(Interface dataset entries)
=== Section Start ===

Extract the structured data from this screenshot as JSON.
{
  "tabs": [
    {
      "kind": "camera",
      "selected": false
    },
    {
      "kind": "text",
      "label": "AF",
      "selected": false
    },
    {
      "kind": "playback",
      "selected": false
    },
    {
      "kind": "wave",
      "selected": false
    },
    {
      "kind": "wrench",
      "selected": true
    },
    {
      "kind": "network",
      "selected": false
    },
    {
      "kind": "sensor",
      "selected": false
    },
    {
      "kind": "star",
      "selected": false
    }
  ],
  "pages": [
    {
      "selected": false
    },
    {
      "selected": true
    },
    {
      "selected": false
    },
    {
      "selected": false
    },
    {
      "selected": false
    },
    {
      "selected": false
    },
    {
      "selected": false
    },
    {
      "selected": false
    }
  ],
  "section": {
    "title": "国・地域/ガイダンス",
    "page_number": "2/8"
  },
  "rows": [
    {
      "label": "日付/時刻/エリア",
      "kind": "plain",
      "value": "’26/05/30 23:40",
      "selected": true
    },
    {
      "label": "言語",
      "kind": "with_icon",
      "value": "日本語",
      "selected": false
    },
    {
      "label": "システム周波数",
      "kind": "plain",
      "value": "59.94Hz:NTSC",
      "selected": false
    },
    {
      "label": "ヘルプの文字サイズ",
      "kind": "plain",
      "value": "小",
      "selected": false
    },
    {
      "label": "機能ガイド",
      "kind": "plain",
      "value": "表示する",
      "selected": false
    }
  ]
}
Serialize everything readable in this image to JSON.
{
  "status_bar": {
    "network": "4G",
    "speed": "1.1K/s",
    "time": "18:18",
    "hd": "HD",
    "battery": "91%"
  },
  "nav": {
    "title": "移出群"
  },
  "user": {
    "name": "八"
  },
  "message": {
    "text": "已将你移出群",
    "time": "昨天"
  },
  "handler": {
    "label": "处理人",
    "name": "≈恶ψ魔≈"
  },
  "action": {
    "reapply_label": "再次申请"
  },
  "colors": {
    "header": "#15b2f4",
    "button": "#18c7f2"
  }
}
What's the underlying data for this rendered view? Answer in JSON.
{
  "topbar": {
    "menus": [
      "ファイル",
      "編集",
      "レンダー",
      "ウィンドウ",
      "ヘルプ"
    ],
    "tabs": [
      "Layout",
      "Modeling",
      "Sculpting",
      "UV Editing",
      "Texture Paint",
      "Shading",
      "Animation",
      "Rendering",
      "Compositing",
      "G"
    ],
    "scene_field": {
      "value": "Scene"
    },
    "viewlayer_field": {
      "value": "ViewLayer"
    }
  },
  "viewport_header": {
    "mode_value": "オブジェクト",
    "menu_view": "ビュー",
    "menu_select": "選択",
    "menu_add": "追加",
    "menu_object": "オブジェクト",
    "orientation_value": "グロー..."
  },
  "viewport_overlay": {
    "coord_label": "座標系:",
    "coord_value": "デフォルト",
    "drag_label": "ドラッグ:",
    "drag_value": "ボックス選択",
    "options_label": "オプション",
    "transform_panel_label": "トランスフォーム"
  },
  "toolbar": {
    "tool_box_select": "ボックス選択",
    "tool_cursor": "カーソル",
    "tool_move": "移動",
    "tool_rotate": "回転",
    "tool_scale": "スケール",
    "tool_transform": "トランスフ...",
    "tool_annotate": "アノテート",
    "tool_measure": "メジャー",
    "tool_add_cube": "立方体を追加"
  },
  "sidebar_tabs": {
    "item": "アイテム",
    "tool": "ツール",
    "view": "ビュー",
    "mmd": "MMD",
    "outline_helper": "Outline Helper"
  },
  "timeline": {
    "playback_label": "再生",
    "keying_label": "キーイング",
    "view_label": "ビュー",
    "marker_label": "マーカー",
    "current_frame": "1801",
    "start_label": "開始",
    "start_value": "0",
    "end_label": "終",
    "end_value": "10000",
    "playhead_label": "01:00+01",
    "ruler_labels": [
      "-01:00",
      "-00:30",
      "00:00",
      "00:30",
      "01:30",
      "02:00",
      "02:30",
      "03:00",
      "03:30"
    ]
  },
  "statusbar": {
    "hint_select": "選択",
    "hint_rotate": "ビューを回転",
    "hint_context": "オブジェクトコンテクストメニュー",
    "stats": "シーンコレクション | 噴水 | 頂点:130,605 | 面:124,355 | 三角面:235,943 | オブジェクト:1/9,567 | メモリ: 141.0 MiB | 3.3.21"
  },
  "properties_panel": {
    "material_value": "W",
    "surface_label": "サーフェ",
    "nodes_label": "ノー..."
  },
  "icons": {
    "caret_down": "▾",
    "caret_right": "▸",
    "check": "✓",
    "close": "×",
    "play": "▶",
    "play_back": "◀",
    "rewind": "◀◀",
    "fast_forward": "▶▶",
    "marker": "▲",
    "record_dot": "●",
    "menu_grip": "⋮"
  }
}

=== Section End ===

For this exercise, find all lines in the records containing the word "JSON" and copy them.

TASK ANSWER:
Extract the structured data from this screenshot as JSON.
Serialize everything readable in this image to JSON.
What's the underlying data for this rendered view? Answer in JSON.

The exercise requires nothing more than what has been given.